Given entries Block Start

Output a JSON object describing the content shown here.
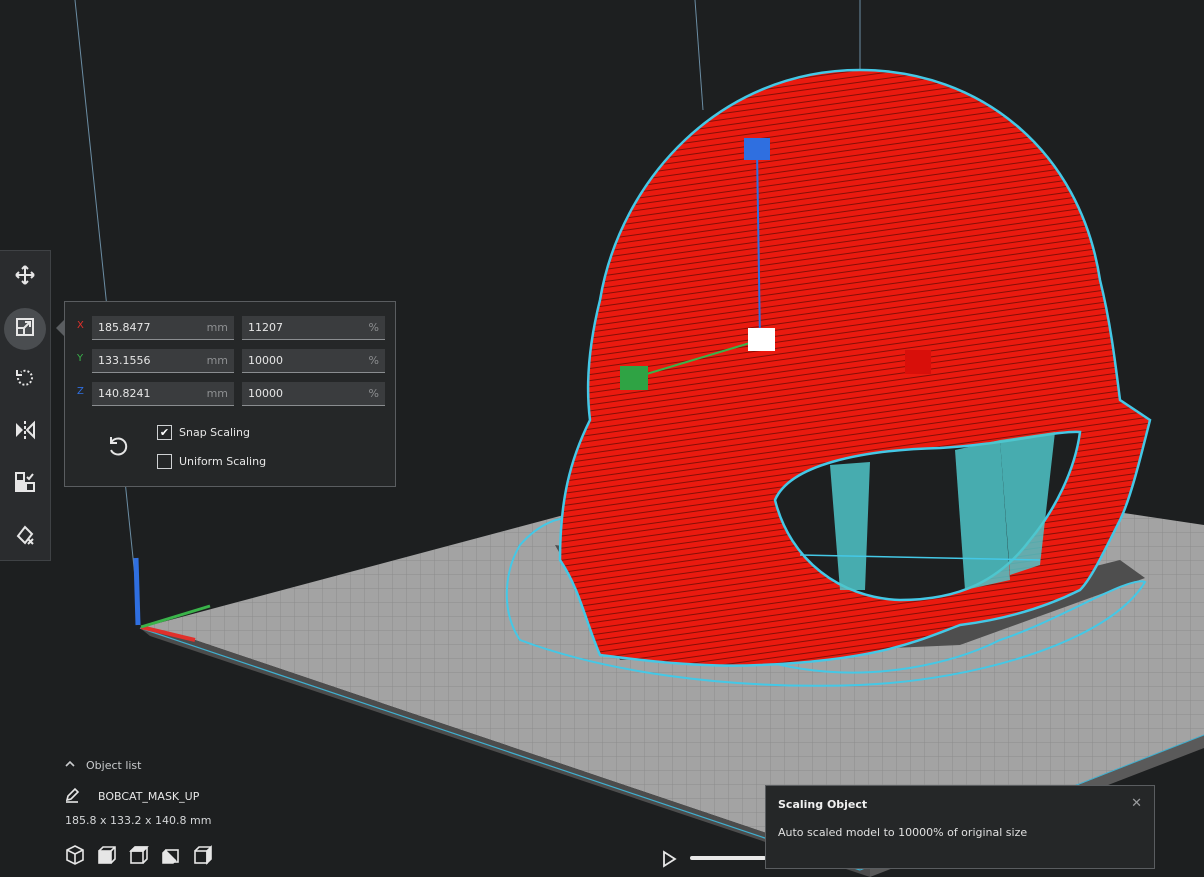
{
  "icons": {
    "translate": "move-arrows-icon",
    "scale": "scale-icon",
    "rotate": "rotate-icon",
    "mirror": "mirror-icon",
    "per_model": "per-model-settings-icon",
    "support_blocker": "support-blocker-icon"
  },
  "scale_panel": {
    "x": {
      "axis": "X",
      "mm": "185.8477",
      "mm_unit": "mm",
      "percent": "11207",
      "percent_unit": "%"
    },
    "y": {
      "axis": "Y",
      "mm": "133.1556",
      "mm_unit": "mm",
      "percent": "10000",
      "percent_unit": "%"
    },
    "z": {
      "axis": "Z",
      "mm": "140.8241",
      "mm_unit": "mm",
      "percent": "10000",
      "percent_unit": "%"
    },
    "snap_scaling": {
      "label": "Snap Scaling",
      "checked": true
    },
    "uniform_scaling": {
      "label": "Uniform Scaling",
      "checked": false
    }
  },
  "object_list": {
    "header": "Object list",
    "object_name": "BOBCAT_MASK_UP",
    "dimensions": "185.8 x 133.2 x 140.8 mm"
  },
  "message": {
    "title": "Scaling Object",
    "body": "Auto scaled model to 10000% of original size"
  },
  "colors": {
    "axis_x": "#e0302b",
    "axis_y": "#3ab34a",
    "axis_z": "#2f6fe0",
    "model": "#e4160e",
    "outline": "#44c8e6",
    "build_plate": "#9a9a9a"
  }
}
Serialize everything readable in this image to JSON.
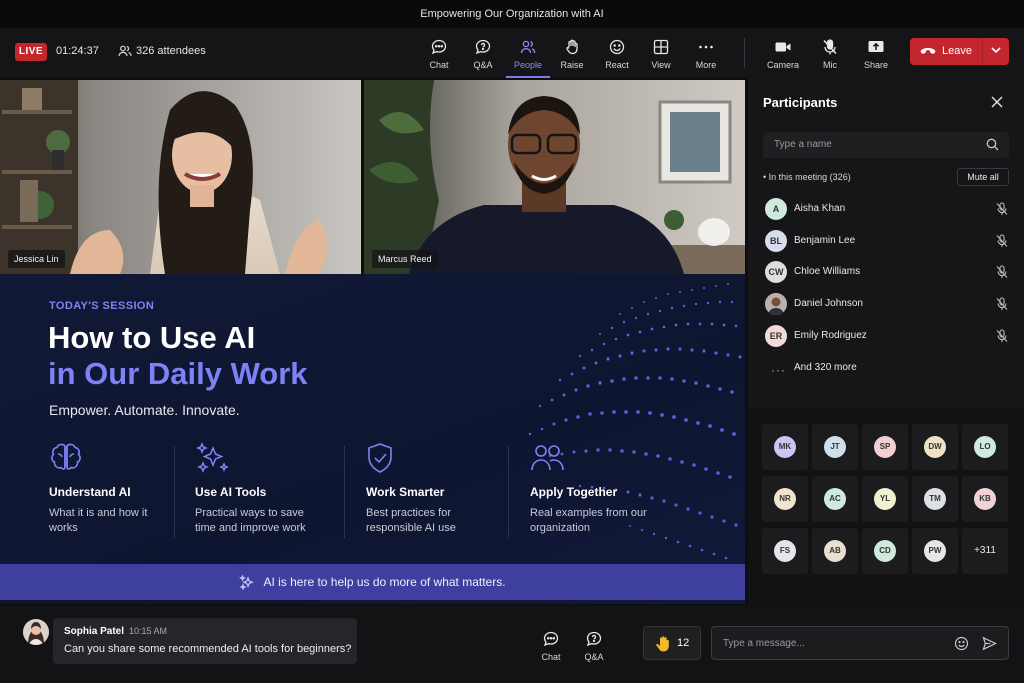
{
  "window_title": "Empowering Our Organization with AI",
  "top": {
    "live_label": "LIVE",
    "timer": "01:24:37",
    "attendees": "326 attendees",
    "controls": [
      {
        "label": "Chat",
        "icon": "chat-icon"
      },
      {
        "label": "Q&A",
        "icon": "qa-icon"
      },
      {
        "label": "People",
        "icon": "people-icon",
        "active": true
      },
      {
        "label": "Raise",
        "icon": "raise-hand-icon"
      },
      {
        "label": "React",
        "icon": "react-icon"
      },
      {
        "label": "View",
        "icon": "view-icon"
      },
      {
        "label": "More",
        "icon": "more-icon"
      },
      {
        "label": "Camera",
        "icon": "camera-icon"
      },
      {
        "label": "Mic",
        "icon": "mic-off-icon"
      },
      {
        "label": "Share",
        "icon": "share-icon"
      }
    ],
    "leave_label": "Leave"
  },
  "videos": [
    {
      "name": "Jessica Lin"
    },
    {
      "name": "Marcus Reed"
    }
  ],
  "slide": {
    "tag": "TODAY'S SESSION",
    "title_line1": "How to Use AI",
    "title_line2": "in Our Daily Work",
    "subtitle": "Empower. Automate. Innovate.",
    "features": [
      {
        "title": "Understand AI",
        "desc": "What it is and how it works",
        "icon": "brain-icon"
      },
      {
        "title": "Use AI Tools",
        "desc": "Practical ways to save time and improve work",
        "icon": "sparkles-icon"
      },
      {
        "title": "Work Smarter",
        "desc": "Best practices for responsible AI use",
        "icon": "shield-check-icon"
      },
      {
        "title": "Apply Together",
        "desc": "Real examples from our organization",
        "icon": "group-icon"
      }
    ],
    "banner": "AI is here to help us do more of what matters."
  },
  "participants": {
    "title": "Participants",
    "search_placeholder": "Type a name",
    "in_meeting": "• In this meeting (326)",
    "mute_all": "Mute all",
    "list": [
      {
        "initials": "A",
        "name": "Aisha Khan",
        "color": "#cfe9dc"
      },
      {
        "initials": "BL",
        "name": "Benjamin Lee",
        "color": "#d8dcef"
      },
      {
        "initials": "CW",
        "name": "Chloe Williams",
        "color": "#dedede"
      },
      {
        "initials": "",
        "name": "Daniel Johnson",
        "color": "#8a6a5a"
      },
      {
        "initials": "ER",
        "name": "Emily Rodriguez",
        "color": "#f3dada"
      }
    ],
    "more": "And 320 more",
    "grid": [
      {
        "initials": "MK",
        "color": "#c9c7f2"
      },
      {
        "initials": "JT",
        "color": "#cfe0ec"
      },
      {
        "initials": "SP",
        "color": "#f3cfd2"
      },
      {
        "initials": "DW",
        "color": "#f1e2c6"
      },
      {
        "initials": "LO",
        "color": "#cfeadc"
      },
      {
        "initials": "NR",
        "color": "#f1e4cc"
      },
      {
        "initials": "AC",
        "color": "#cfe9dc"
      },
      {
        "initials": "YL",
        "color": "#eef0cf"
      },
      {
        "initials": "TM",
        "color": "#dde0e5"
      },
      {
        "initials": "KB",
        "color": "#f1d3d6"
      },
      {
        "initials": "FS",
        "color": "#e4e6ea"
      },
      {
        "initials": "AB",
        "color": "#eadfcf"
      },
      {
        "initials": "CD",
        "color": "#cfe9dc"
      },
      {
        "initials": "PW",
        "color": "#e6e6e6"
      }
    ],
    "grid_more": "+311"
  },
  "chat": {
    "sender": "Sophia Patel",
    "time": "10:15 AM",
    "message": "Can you share some recommended AI tools for beginners?"
  },
  "bottom": {
    "chat_label": "Chat",
    "qa_label": "Q&A",
    "hand_count": "12",
    "message_placeholder": "Type a message..."
  }
}
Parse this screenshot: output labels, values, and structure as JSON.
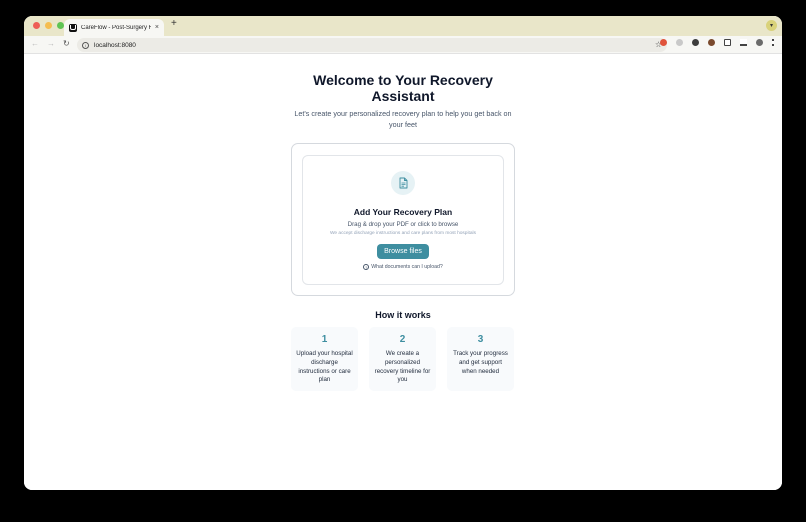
{
  "browser": {
    "tab_title": "CareFlow - Post-Surgery Rec",
    "tab_close": "×",
    "new_tab": "+",
    "url": "localhost:8080"
  },
  "hero": {
    "title": "Welcome to Your Recovery Assistant",
    "subtitle": "Let's create your personalized recovery plan to help you get back on your feet"
  },
  "upload": {
    "title": "Add Your Recovery Plan",
    "subtitle": "Drag & drop your PDF or click to browse",
    "note": "We accept discharge instructions and care plans from most hospitals",
    "button": "Browse files",
    "help_link": "What documents can I upload?"
  },
  "how_it_works": {
    "title": "How it works",
    "steps": [
      {
        "number": "1",
        "text": "Upload your hospital discharge instructions or care plan"
      },
      {
        "number": "2",
        "text": "We create a personalized recovery timeline for you"
      },
      {
        "number": "3",
        "text": "Track your progress and get support when needed"
      }
    ]
  },
  "colors": {
    "accent": "#3e8ea0",
    "tabbar": "#e9e6c9"
  }
}
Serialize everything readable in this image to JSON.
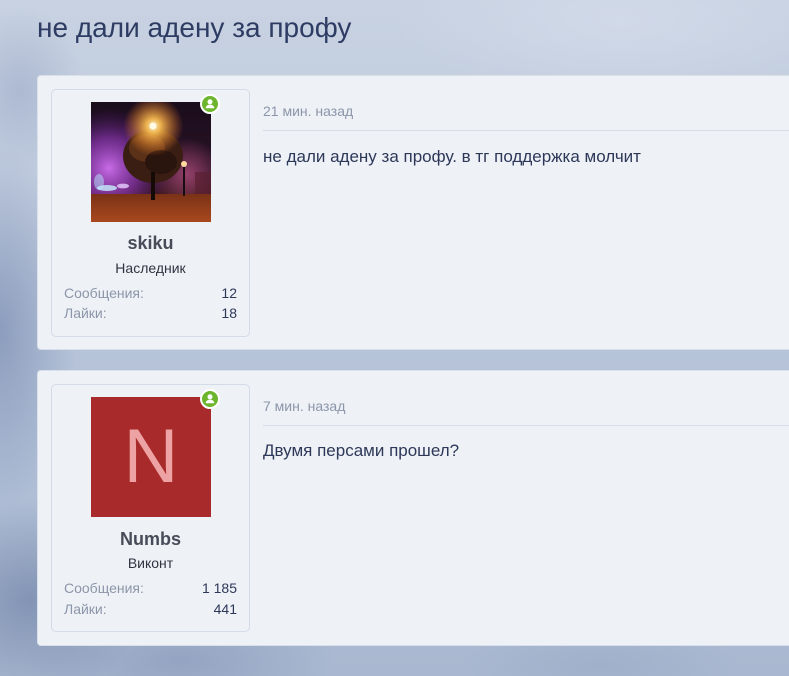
{
  "thread": {
    "title": "не дали адену за профу"
  },
  "posts": [
    {
      "user": {
        "name": "skiku",
        "title": "Наследник",
        "online": true,
        "stats": {
          "messages_label": "Сообщения:",
          "messages": "12",
          "likes_label": "Лайки:",
          "likes": "18"
        }
      },
      "date": "21 мин. назад",
      "message": "не дали адену за профу. в тг поддержка молчит"
    },
    {
      "user": {
        "name": "Numbs",
        "title": "Виконт",
        "online": true,
        "avatar_letter": "N",
        "avatar_color": "#a82a2a",
        "stats": {
          "messages_label": "Сообщения:",
          "messages": "1 185",
          "likes_label": "Лайки:",
          "likes": "441"
        }
      },
      "date": "7 мин. назад",
      "message": "Двумя персами прошел?"
    }
  ],
  "icons": {
    "online": "online-status-icon"
  },
  "colors": {
    "title": "#2e3c63",
    "online": "#6cb52d",
    "card_bg": "#eef1f6",
    "muted": "#8c96a9",
    "text": "#2d3859"
  }
}
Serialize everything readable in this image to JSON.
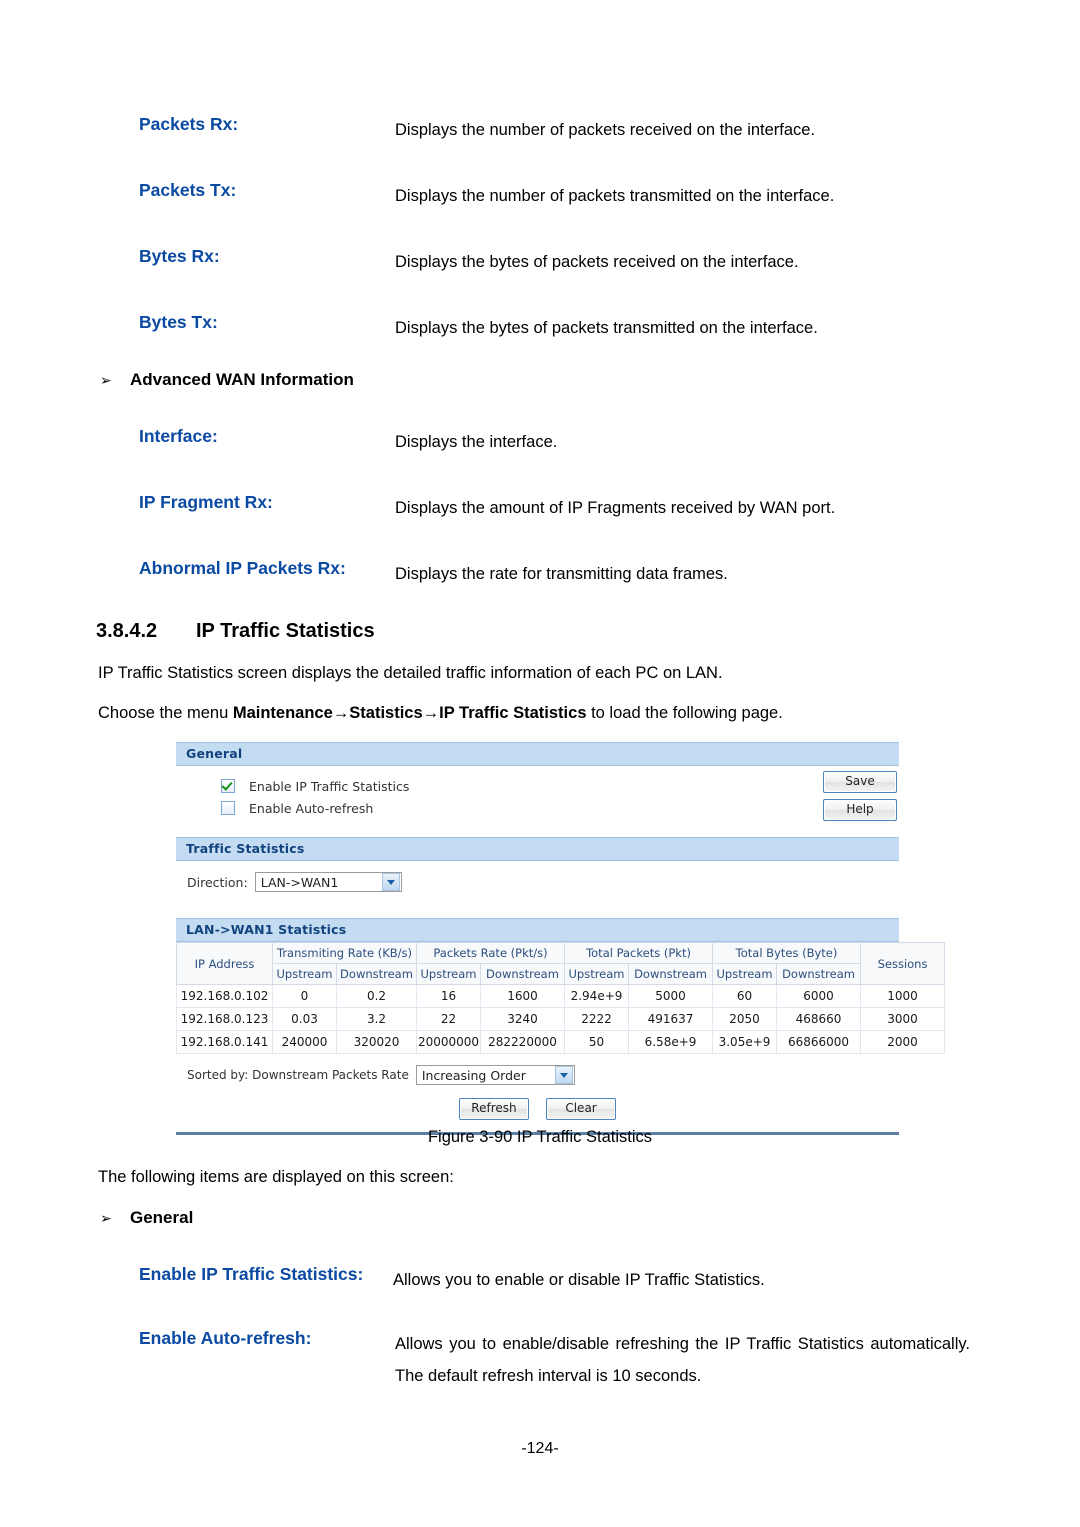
{
  "definitions_top": [
    {
      "term": "Packets Rx:",
      "desc": "Displays the number of packets received on the interface."
    },
    {
      "term": "Packets Tx:",
      "desc": "Displays the number of packets transmitted on the interface."
    },
    {
      "term": "Bytes Rx:",
      "desc": "Displays the bytes of packets received on the interface."
    },
    {
      "term": "Bytes Tx:",
      "desc": "Displays the bytes of packets transmitted on the interface."
    }
  ],
  "advanced_wan": {
    "bullet": "➢",
    "heading": "Advanced WAN Information",
    "items": [
      {
        "term": "Interface:",
        "desc": "Displays the interface."
      },
      {
        "term": "IP Fragment Rx:",
        "desc": "Displays the amount of IP Fragments received by WAN port."
      },
      {
        "term": "Abnormal IP Packets Rx:",
        "desc": "Displays the rate for transmitting data frames."
      }
    ]
  },
  "section": {
    "number": "3.8.4.2",
    "title": "IP Traffic Statistics",
    "intro": "IP Traffic Statistics screen displays the detailed traffic information of each PC on LAN.",
    "choose_prefix": "Choose the menu ",
    "choose_menu": "Maintenance→Statistics→IP Traffic Statistics",
    "choose_suffix": " to load the following page."
  },
  "ui": {
    "general_bar": "General",
    "checkboxes": [
      {
        "label": "Enable IP Traffic Statistics",
        "checked": true
      },
      {
        "label": "Enable Auto-refresh",
        "checked": false
      }
    ],
    "save_label": "Save",
    "help_label": "Help",
    "traffic_bar": "Traffic Statistics",
    "direction_label": "Direction:",
    "direction_value": "LAN->WAN1",
    "table_bar": "LAN->WAN1 Statistics",
    "table": {
      "group_headers": [
        "IP Address",
        "Transmiting Rate (KB/s)",
        "Packets Rate (Pkt/s)",
        "Total Packets (Pkt)",
        "Total Bytes (Byte)",
        "Sessions"
      ],
      "sub_headers": [
        "Upstream",
        "Downstream",
        "Upstream",
        "Downstream",
        "Upstream",
        "Downstream",
        "Upstream",
        "Downstream"
      ],
      "rows": [
        {
          "ip": "192.168.0.102",
          "tx_rate_up": "0",
          "tx_rate_down": "0.2",
          "pkt_rate_up": "16",
          "pkt_rate_down": "1600",
          "total_pkt_up": "2.94e+9",
          "total_pkt_down": "5000",
          "total_bytes_up": "60",
          "total_bytes_down": "6000",
          "sessions": "1000"
        },
        {
          "ip": "192.168.0.123",
          "tx_rate_up": "0.03",
          "tx_rate_down": "3.2",
          "pkt_rate_up": "22",
          "pkt_rate_down": "3240",
          "total_pkt_up": "2222",
          "total_pkt_down": "491637",
          "total_bytes_up": "2050",
          "total_bytes_down": "468660",
          "sessions": "3000"
        },
        {
          "ip": "192.168.0.141",
          "tx_rate_up": "240000",
          "tx_rate_down": "320020",
          "pkt_rate_up": "20000000",
          "pkt_rate_down": "282220000",
          "total_pkt_up": "50",
          "total_pkt_down": "6.58e+9",
          "total_bytes_up": "3.05e+9",
          "total_bytes_down": "66866000",
          "sessions": "2000"
        }
      ]
    },
    "sorted_by_label": "Sorted by: Downstream Packets Rate",
    "sorted_by_value": "Increasing Order",
    "refresh_label": "Refresh",
    "clear_label": "Clear"
  },
  "figure_caption": "Figure 3-90 IP Traffic Statistics",
  "following_items": "The following items are displayed on this screen:",
  "general_group": {
    "bullet": "➢",
    "heading": "General",
    "items": [
      {
        "term": "Enable IP Traffic Statistics:",
        "desc": "Allows you to enable or disable IP Traffic Statistics."
      },
      {
        "term": "Enable Auto-refresh:",
        "desc": "Allows you to enable/disable refreshing the IP Traffic Statistics automatically. The default refresh interval is 10 seconds."
      }
    ]
  },
  "page_number": "-124-",
  "colors": {
    "term_blue": "#0B4AA2",
    "ui_bar_blue": "#C3DCF2",
    "ui_bar_text": "#13437E",
    "check_green": "#168F16",
    "rule_blue": "#5B7FA6"
  }
}
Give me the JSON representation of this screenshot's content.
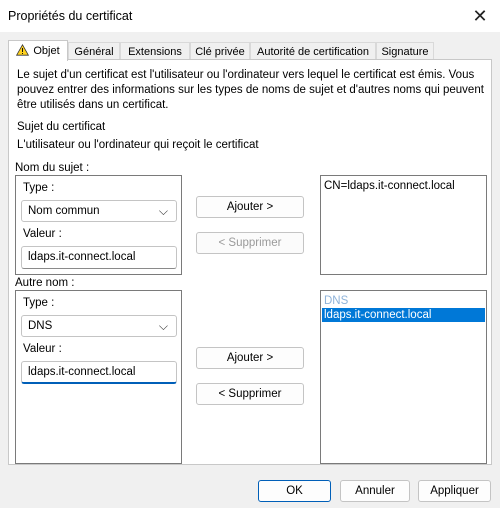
{
  "window": {
    "title": "Propriétés du certificat",
    "close_icon": "close-icon"
  },
  "tabs": [
    {
      "label": "Objet",
      "active": true
    },
    {
      "label": "Général"
    },
    {
      "label": "Extensions"
    },
    {
      "label": "Clé privée"
    },
    {
      "label": "Autorité de certification"
    },
    {
      "label": "Signature"
    }
  ],
  "intro": {
    "description": "Le sujet d'un certificat est l'utilisateur ou l'ordinateur vers lequel le certificat est émis. Vous pouvez entrer des informations sur les types de noms de sujet et d'autres noms qui peuvent être utilisés dans un certificat.",
    "section_title": "Sujet du certificat",
    "section_subtitle": "L'utilisateur ou l'ordinateur qui reçoit le certificat"
  },
  "subject_name": {
    "group_label": "Nom du sujet :",
    "type_label": "Type :",
    "type_value": "Nom commun",
    "value_label": "Valeur :",
    "value": "ldaps.it-connect.local",
    "add_button": "Ajouter >",
    "remove_button": "< Supprimer",
    "list_items": [
      "CN=ldaps.it-connect.local"
    ]
  },
  "alt_name": {
    "group_label": "Autre nom :",
    "type_label": "Type :",
    "type_value": "DNS",
    "value_label": "Valeur :",
    "value": "ldaps.it-connect.local",
    "add_button": "Ajouter >",
    "remove_button": "< Supprimer",
    "list_group": "DNS",
    "list_selected": "ldaps.it-connect.local"
  },
  "footer": {
    "ok": "OK",
    "cancel": "Annuler",
    "apply": "Appliquer"
  },
  "colors": {
    "accent": "#0078d7",
    "focus_border": "#005fb8",
    "group_header": "#8fb3d9"
  }
}
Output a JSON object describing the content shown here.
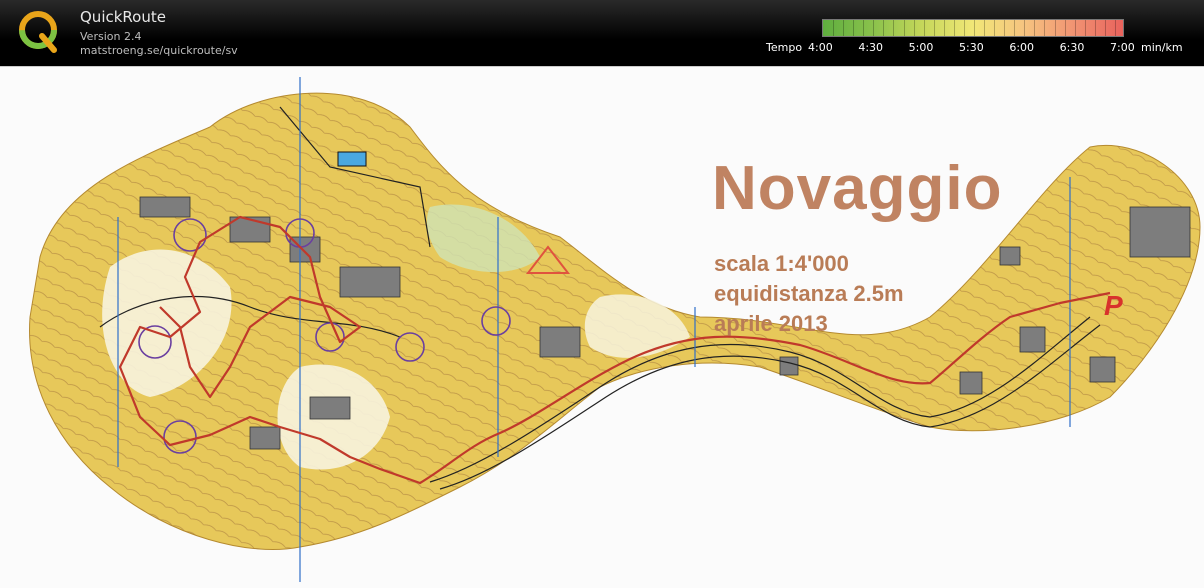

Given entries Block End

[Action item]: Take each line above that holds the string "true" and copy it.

[Answer space]:
      "checked": true
        "active": true
        "online": true,
        "online": true,
        "checked": true
      "active": true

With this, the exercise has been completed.